Dataset records
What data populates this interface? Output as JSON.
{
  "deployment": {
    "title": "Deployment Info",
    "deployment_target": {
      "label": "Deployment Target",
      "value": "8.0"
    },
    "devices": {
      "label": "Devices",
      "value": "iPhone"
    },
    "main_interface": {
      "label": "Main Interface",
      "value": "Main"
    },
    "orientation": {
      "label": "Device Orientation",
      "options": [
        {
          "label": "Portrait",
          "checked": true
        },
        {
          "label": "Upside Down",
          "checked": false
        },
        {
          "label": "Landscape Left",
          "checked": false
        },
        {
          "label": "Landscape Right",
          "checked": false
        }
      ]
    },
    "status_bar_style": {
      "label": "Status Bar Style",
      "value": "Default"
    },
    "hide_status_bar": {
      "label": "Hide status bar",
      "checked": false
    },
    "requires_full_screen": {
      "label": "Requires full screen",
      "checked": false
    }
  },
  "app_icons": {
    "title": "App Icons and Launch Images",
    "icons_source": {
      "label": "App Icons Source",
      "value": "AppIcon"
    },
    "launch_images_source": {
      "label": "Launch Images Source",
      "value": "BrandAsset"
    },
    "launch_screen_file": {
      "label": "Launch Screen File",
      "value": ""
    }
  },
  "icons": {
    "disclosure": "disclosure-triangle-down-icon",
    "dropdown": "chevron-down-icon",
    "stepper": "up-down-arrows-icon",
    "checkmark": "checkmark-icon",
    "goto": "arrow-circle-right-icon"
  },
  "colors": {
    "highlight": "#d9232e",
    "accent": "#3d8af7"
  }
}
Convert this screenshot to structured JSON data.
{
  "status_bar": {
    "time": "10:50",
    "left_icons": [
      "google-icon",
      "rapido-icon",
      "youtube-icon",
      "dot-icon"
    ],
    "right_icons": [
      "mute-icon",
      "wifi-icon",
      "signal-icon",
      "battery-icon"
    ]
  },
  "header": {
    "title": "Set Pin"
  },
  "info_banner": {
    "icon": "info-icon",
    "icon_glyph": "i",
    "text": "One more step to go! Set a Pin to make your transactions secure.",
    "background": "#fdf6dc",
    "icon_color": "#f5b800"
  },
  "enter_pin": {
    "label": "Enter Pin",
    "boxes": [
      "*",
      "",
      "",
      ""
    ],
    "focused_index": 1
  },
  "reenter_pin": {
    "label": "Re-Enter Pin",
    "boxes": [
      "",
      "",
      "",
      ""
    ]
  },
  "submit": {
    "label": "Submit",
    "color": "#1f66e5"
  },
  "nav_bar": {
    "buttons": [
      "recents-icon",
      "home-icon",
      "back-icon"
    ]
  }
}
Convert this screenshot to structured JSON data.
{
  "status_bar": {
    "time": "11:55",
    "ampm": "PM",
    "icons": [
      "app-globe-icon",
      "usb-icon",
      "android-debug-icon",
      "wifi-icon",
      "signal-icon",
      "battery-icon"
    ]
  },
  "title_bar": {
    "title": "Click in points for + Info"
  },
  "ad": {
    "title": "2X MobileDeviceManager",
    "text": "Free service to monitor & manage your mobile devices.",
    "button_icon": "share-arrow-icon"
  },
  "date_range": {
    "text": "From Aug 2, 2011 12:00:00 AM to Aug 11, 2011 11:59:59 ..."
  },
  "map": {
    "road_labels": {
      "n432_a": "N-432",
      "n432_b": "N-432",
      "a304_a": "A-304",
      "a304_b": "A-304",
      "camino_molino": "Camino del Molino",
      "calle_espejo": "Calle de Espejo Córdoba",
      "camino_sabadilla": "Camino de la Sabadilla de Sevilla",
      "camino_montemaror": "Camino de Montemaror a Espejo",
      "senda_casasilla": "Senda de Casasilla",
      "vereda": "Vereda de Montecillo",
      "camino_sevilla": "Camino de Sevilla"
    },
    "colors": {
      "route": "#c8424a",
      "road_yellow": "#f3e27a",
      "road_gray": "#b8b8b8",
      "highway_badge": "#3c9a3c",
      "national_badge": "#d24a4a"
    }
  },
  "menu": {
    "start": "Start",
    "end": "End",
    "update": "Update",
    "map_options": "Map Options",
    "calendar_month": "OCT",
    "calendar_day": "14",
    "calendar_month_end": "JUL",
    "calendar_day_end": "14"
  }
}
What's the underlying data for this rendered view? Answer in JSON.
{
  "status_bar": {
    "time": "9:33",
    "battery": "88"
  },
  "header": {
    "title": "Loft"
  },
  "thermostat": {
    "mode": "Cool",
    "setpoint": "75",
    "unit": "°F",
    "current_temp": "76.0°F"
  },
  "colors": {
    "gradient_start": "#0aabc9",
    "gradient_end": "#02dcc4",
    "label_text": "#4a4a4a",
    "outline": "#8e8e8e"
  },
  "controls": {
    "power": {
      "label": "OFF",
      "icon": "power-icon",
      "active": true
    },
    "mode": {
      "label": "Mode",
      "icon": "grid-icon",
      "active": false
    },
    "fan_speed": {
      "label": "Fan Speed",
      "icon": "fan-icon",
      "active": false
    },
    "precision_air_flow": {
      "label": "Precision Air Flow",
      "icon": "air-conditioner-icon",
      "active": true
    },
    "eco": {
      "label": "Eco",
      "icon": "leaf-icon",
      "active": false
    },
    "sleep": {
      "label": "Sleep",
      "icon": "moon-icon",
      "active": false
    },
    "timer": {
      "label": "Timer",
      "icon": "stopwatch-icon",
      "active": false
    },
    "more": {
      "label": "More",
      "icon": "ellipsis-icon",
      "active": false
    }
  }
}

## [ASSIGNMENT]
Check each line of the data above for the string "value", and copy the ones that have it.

## [RESPONSE FOR THIS EXERCISE]
      "value": "8.0"
      "value": "iPhone"
      "value": "Main"
      "value": "Default"
      "value": "AppIcon"
      "value": "BrandAsset"
      "value": ""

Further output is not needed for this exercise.